» INSTRUCTIONS FOR THE TASK
Provide only the number of lines in the data below that contain the word "icon".

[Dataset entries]
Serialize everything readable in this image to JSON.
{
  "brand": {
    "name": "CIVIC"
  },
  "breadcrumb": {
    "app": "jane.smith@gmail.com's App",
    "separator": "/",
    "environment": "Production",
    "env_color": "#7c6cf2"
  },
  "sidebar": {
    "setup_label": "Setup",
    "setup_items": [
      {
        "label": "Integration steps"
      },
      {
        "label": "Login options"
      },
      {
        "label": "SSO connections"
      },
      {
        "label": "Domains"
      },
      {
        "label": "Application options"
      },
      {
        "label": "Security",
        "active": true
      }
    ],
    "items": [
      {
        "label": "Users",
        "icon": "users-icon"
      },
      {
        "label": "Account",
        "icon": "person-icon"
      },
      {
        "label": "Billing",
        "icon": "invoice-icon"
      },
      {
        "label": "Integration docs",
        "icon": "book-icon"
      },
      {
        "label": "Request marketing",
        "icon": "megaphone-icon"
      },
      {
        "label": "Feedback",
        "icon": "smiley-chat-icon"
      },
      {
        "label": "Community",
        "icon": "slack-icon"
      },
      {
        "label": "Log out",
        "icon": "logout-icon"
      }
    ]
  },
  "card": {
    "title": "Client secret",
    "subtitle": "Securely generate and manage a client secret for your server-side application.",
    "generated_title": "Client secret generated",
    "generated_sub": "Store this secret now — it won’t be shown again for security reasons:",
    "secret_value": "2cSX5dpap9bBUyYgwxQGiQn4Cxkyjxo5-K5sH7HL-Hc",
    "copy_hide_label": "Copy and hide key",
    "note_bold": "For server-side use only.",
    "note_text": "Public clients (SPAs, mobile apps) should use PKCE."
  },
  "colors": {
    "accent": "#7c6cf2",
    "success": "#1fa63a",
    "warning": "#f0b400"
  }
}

» ANSWER BELOW
8